It seems most appropriate to ruminate on truth and lies today, the next day after the April Fools’ Day. All fiction is lies, right? But what makes great fiction? Ah, that would be convincing lies, lies that might’ve been true, lies that every reader believes in while he is reading my book. Such lies tell intimate facts about me, the writer, and simultaneously delve deep into the reader’s psyche. Even if the plot is pure fantasy – dragons or aliens or Regency dukes – the underlying emotions must be truthful enough so the reader could identify and empathize with my heroes.
Am I intrepid enough to write such fiction? Do I have the audacity to bare my soul and let it bleed on the page, so the reader could believe my fabrications? Because make no mistake, such honesty on the writer’s part requires lots of spunk. Sometimes, when too much of me leaks into my characters, I flinch. I want to censor my writing. No need to be too honest in my stories, I tell myself, to admit to my shameful shortcomings or unconventional worldviews. Nobody needs to know THAT about me, right? Wrong!
If I am not 100% open in my fiction, it doesn’t stand a chance. My son taught me this lesson. His elementary school was a trying time for our family. We moved a lot, my relationship with my husband was deteriorating, I had money troubles. To reward himself for all those upheavals at home, my poor boy started filching money from my wallet. Not much, a twenty at a time – to buy sweets or gums or Pokemon cards. Not drugs or cigarettes, thankfully. It took me a few months before I caught on and even longer before I gathered my tattered dignity and talked to him about it. It’s not easy to accuse your nine-year-old child of stealing your money. In the end, he promised he would never do that again and he’s kept his word.

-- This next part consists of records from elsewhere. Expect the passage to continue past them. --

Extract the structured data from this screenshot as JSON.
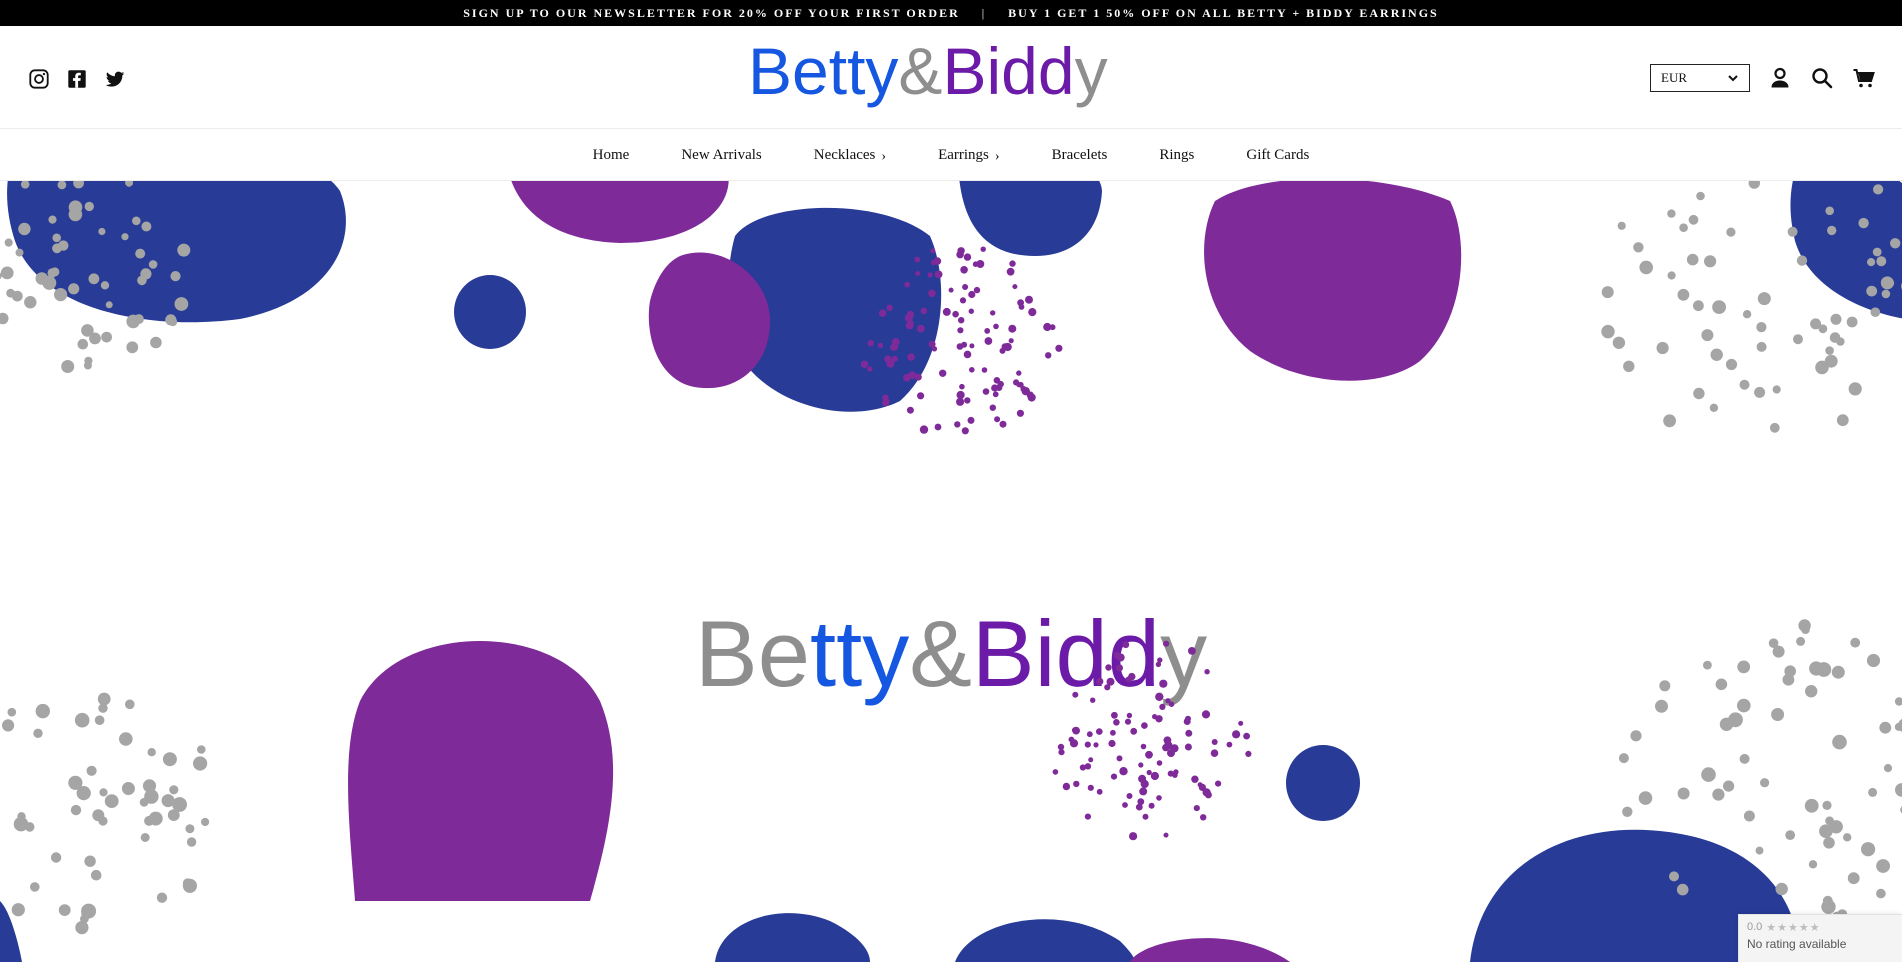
{
  "announcement": {
    "left": "SIGN UP TO OUR NEWSLETTER FOR 20% OFF YOUR FIRST ORDER",
    "separator": "|",
    "right": "BUY 1 GET 1 50% OFF ON ALL BETTY + BIDDY EARRINGS"
  },
  "header": {
    "logo_text": {
      "part1": "Be",
      "part2": "tty",
      "part3": "&",
      "part4": "B",
      "part5": "idd",
      "part6": "y"
    },
    "social_icons": [
      "instagram-icon",
      "facebook-icon",
      "twitter-icon"
    ],
    "currency": "EUR"
  },
  "nav": {
    "items": [
      {
        "label": "Home"
      },
      {
        "label": "New Arrivals"
      },
      {
        "label": "Necklaces",
        "chevron": "›"
      },
      {
        "label": "Earrings",
        "chevron": "›"
      },
      {
        "label": "Bracelets"
      },
      {
        "label": "Rings"
      },
      {
        "label": "Gift Cards"
      }
    ]
  },
  "hero": {
    "logo_text": {
      "part1": "Be",
      "part2": "tty",
      "part3": "&",
      "part4": "B",
      "part5": "idd",
      "part6": "y"
    }
  },
  "rating_badge": {
    "score": "0.0",
    "stars": "★★★★★",
    "text": "No rating available"
  },
  "colors": {
    "blue": "#283b96",
    "purple": "#7f2a99",
    "grey_dot": "#a5a5a5",
    "logo_grey": "#8e8e8e",
    "logo_blue": "#1557e0",
    "logo_purple": "#6c1aa8"
  }
}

Several years later, already in high school, he came to me on a nice spring morning and shamefully confessed that he was stealing my money again. I’m still cringing inside when I remember that I believed him. I forgot that it was April 1st, the Fools’ Day. We cleared up that misunderstanding pretty soon and laughed together, but I knew he was offended by my belief, and rightfully so. Years passed since that day. He’s thirty now, and a very nice young man. I’m proud of him but I still remember that April 1st.
Did it take courage for him, then a teenager, to come up with such a credible lie, even in jest? I think so. He told me a successful fiction story, and I bought it wholeheartedly. Am I brave enough to lie with such naked truthfulness to my reader? I hope so. What about you?